*HOW TO COMPLETE THIS TASK*. Without any pictures, restate the full set of records below exactly.
*** Opening of RECORDS SHOWN ***
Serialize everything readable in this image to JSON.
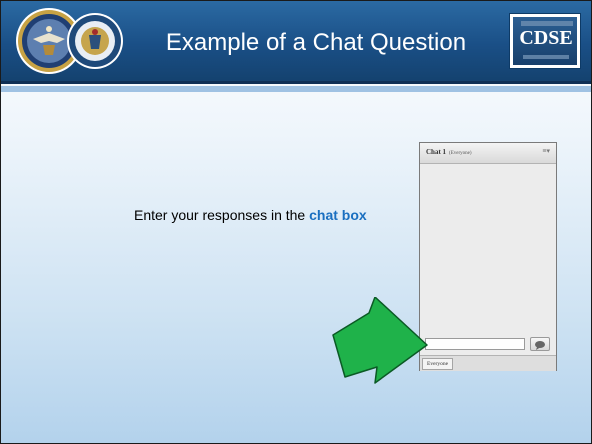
{
  "header": {
    "title": "Example of a Chat Question",
    "logo_text": "CDSE"
  },
  "content": {
    "instruction_text": "Enter your responses in the ",
    "instruction_highlight": "chat box"
  },
  "chat_panel": {
    "title": "Chat 1",
    "audience": "(Everyone)",
    "menu_icon": "menu-icon",
    "send_icon": "speech-bubble-icon",
    "input_value": "",
    "recipient_tab": "Everyone"
  },
  "colors": {
    "header_blue": "#1a4f86",
    "highlight_blue": "#1a6fc0",
    "arrow_green": "#1fb24a",
    "background_light_blue": "#cfe3f3"
  }
}
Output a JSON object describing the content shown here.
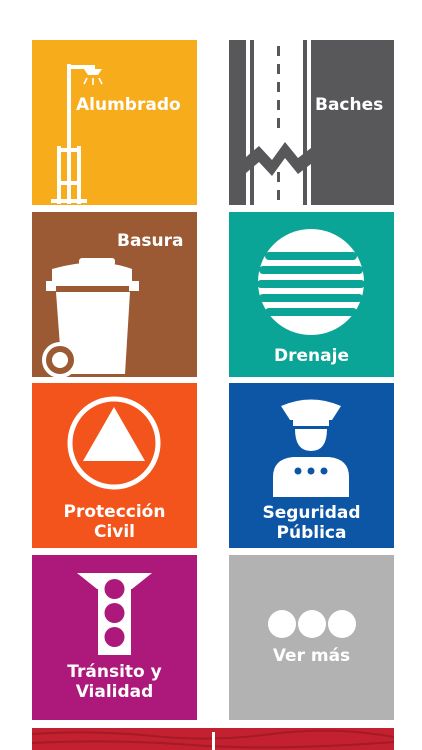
{
  "tiles": {
    "alumbrado": {
      "label": "Alumbrado",
      "color": "#f7ac1c",
      "icon": "streetlight-icon"
    },
    "baches": {
      "label": "Baches",
      "color": "#58585a",
      "icon": "road-pothole-icon"
    },
    "basura": {
      "label": "Basura",
      "color": "#9b5a33",
      "icon": "trash-bin-icon"
    },
    "drenaje": {
      "label": "Drenaje",
      "color": "#0aa596",
      "icon": "drain-grate-icon"
    },
    "proteccion_civil": {
      "label_line1": "Protección",
      "label_line2": "Civil",
      "color": "#f2541b",
      "icon": "civil-protection-triangle-icon"
    },
    "seguridad_publica": {
      "label_line1": "Seguridad",
      "label_line2": "Pública",
      "color": "#0c56a5",
      "icon": "police-officer-icon"
    },
    "transito_vialidad": {
      "label_line1": "Tránsito y",
      "label_line2": "Vialidad",
      "color": "#ad197b",
      "icon": "traffic-light-icon"
    },
    "ver_mas": {
      "label": "Ver más",
      "color": "#b2b2b2",
      "icon": "more-dots-icon"
    }
  },
  "banner": {
    "color": "#c3212f"
  }
}
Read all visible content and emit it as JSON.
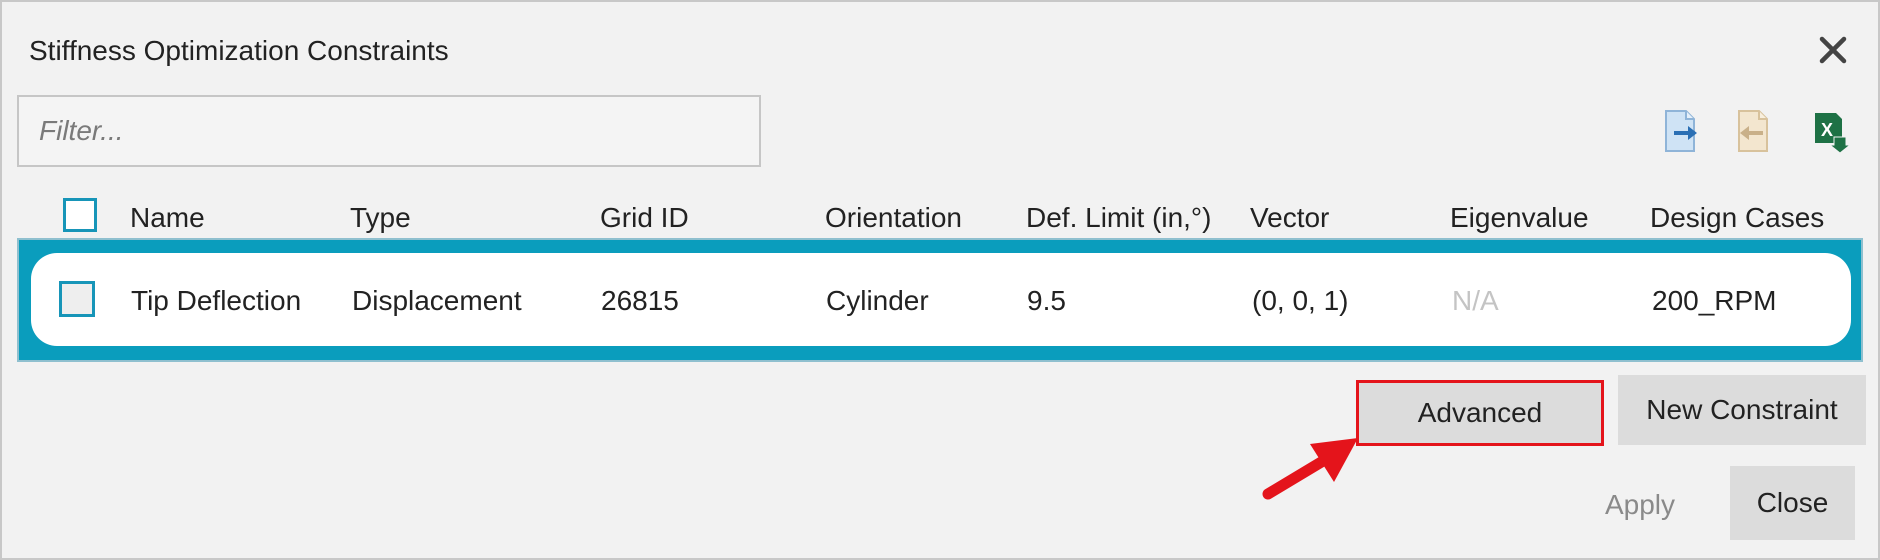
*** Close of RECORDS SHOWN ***
*EXERCISE OUTPUT*.
Serialize everything readable in this image to JSON.
{
  "header": {
    "title": "Example of a Chat Question",
    "logo_text": "CDSE"
  },
  "content": {
    "instruction_text": "Enter your responses in the ",
    "instruction_highlight": "chat box"
  },
  "chat_panel": {
    "title": "Chat 1",
    "audience": "(Everyone)",
    "menu_icon": "menu-icon",
    "send_icon": "speech-bubble-icon",
    "input_value": "",
    "recipient_tab": "Everyone"
  },
  "colors": {
    "header_blue": "#1a4f86",
    "highlight_blue": "#1a6fc0",
    "arrow_green": "#1fb24a",
    "background_light_blue": "#cfe3f3"
  }
}
Output a JSON object describing the content shown here.
{
  "tiles": {
    "alumbrado": {
      "label": "Alumbrado",
      "color": "#f7ac1c",
      "icon": "streetlight-icon"
    },
    "baches": {
      "label": "Baches",
      "color": "#58585a",
      "icon": "road-pothole-icon"
    },
    "basura": {
      "label": "Basura",
      "color": "#9b5a33",
      "icon": "trash-bin-icon"
    },
    "drenaje": {
      "label": "Drenaje",
      "color": "#0aa596",
      "icon": "drain-grate-icon"
    },
    "proteccion_civil": {
      "label_line1": "Protección",
      "label_line2": "Civil",
      "color": "#f2541b",
      "icon": "civil-protection-triangle-icon"
    },
    "seguridad_publica": {
      "label_line1": "Seguridad",
      "label_line2": "Pública",
      "color": "#0c56a5",
      "icon": "police-officer-icon"
    },
    "transito_vialidad": {
      "label_line1": "Tránsito y",
      "label_line2": "Vialidad",
      "color": "#ad197b",
      "icon": "traffic-light-icon"
    },
    "ver_mas": {
      "label": "Ver más",
      "color": "#b2b2b2",
      "icon": "more-dots-icon"
    }
  },
  "banner": {
    "color": "#c3212f"
  }
}
Read all visible content and emit it as JSON.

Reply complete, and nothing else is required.